- RECORDS FOR PROCESSING -
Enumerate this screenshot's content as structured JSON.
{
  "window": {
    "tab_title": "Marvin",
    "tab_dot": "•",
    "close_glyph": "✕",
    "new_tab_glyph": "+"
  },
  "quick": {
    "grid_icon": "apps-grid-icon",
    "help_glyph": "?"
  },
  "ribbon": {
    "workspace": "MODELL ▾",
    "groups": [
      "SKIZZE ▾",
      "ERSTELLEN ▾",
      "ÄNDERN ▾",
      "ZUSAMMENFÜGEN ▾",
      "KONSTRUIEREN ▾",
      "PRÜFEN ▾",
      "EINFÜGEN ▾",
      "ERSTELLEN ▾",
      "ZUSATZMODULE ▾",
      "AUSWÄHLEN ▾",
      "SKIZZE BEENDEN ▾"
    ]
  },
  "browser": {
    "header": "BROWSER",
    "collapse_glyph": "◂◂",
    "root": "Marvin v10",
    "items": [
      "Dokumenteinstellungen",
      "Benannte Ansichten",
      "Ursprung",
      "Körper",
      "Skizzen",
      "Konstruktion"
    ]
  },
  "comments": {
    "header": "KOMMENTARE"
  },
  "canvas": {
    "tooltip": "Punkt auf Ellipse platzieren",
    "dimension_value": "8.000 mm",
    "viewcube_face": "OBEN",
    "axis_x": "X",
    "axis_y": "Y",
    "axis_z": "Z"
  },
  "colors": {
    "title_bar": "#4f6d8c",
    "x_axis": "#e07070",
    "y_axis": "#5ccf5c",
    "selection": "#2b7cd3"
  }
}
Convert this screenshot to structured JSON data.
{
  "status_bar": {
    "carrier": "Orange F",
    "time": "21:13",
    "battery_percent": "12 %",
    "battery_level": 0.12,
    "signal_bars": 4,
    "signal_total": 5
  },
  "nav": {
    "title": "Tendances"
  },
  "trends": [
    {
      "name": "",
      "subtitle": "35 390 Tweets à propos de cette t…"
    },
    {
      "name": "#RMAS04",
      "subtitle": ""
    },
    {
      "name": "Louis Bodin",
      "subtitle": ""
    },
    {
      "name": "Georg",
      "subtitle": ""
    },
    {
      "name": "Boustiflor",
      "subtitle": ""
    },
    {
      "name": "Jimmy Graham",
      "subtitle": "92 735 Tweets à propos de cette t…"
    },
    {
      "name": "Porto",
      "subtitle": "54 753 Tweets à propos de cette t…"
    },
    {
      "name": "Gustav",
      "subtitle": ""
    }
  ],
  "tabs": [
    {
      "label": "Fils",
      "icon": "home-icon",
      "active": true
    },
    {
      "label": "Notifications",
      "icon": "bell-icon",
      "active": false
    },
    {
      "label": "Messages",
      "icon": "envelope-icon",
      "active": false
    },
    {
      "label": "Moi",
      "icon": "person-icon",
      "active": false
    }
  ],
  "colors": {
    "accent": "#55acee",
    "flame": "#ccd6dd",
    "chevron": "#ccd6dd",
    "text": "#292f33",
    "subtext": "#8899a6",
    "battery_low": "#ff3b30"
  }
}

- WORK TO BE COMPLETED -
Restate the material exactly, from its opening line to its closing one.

- TASK SOLUTION -
Enumerate this screenshot's content as structured JSON.
{
  "window": {
    "tab_title": "Marvin",
    "tab_dot": "•",
    "close_glyph": "✕",
    "new_tab_glyph": "+"
  },
  "quick": {
    "grid_icon": "apps-grid-icon",
    "help_glyph": "?"
  },
  "ribbon": {
    "workspace": "MODELL ▾",
    "groups": [
      "SKIZZE ▾",
      "ERSTELLEN ▾",
      "ÄNDERN ▾",
      "ZUSAMMENFÜGEN ▾",
      "KONSTRUIEREN ▾",
      "PRÜFEN ▾",
      "EINFÜGEN ▾",
      "ERSTELLEN ▾",
      "ZUSATZMODULE ▾",
      "AUSWÄHLEN ▾",
      "SKIZZE BEENDEN ▾"
    ]
  },
  "browser": {
    "header": "BROWSER",
    "collapse_glyph": "◂◂",
    "root": "Marvin v10",
    "items": [
      "Dokumenteinstellungen",
      "Benannte Ansichten",
      "Ursprung",
      "Körper",
      "Skizzen",
      "Konstruktion"
    ]
  },
  "comments": {
    "header": "KOMMENTARE"
  },
  "canvas": {
    "tooltip": "Punkt auf Ellipse platzieren",
    "dimension_value": "8.000 mm",
    "viewcube_face": "OBEN",
    "axis_x": "X",
    "axis_y": "Y",
    "axis_z": "Z"
  },
  "colors": {
    "title_bar": "#4f6d8c",
    "x_axis": "#e07070",
    "y_axis": "#5ccf5c",
    "selection": "#2b7cd3"
  }
}
Convert this screenshot to structured JSON data.
{
  "status_bar": {
    "carrier": "Orange F",
    "time": "21:13",
    "battery_percent": "12 %",
    "battery_level": 0.12,
    "signal_bars": 4,
    "signal_total": 5
  },
  "nav": {
    "title": "Tendances"
  },
  "trends": [
    {
      "name": "",
      "subtitle": "35 390 Tweets à propos de cette t…"
    },
    {
      "name": "#RMAS04",
      "subtitle": ""
    },
    {
      "name": "Louis Bodin",
      "subtitle": ""
    },
    {
      "name": "Georg",
      "subtitle": ""
    },
    {
      "name": "Boustiflor",
      "subtitle": ""
    },
    {
      "name": "Jimmy Graham",
      "subtitle": "92 735 Tweets à propos de cette t…"
    },
    {
      "name": "Porto",
      "subtitle": "54 753 Tweets à propos de cette t…"
    },
    {
      "name": "Gustav",
      "subtitle": ""
    }
  ],
  "tabs": [
    {
      "label": "Fils",
      "icon": "home-icon",
      "active": true
    },
    {
      "label": "Notifications",
      "icon": "bell-icon",
      "active": false
    },
    {
      "label": "Messages",
      "icon": "envelope-icon",
      "active": false
    },
    {
      "label": "Moi",
      "icon": "person-icon",
      "active": false
    }
  ],
  "colors": {
    "accent": "#55acee",
    "flame": "#ccd6dd",
    "chevron": "#ccd6dd",
    "text": "#292f33",
    "subtext": "#8899a6",
    "battery_low": "#ff3b30"
  }
}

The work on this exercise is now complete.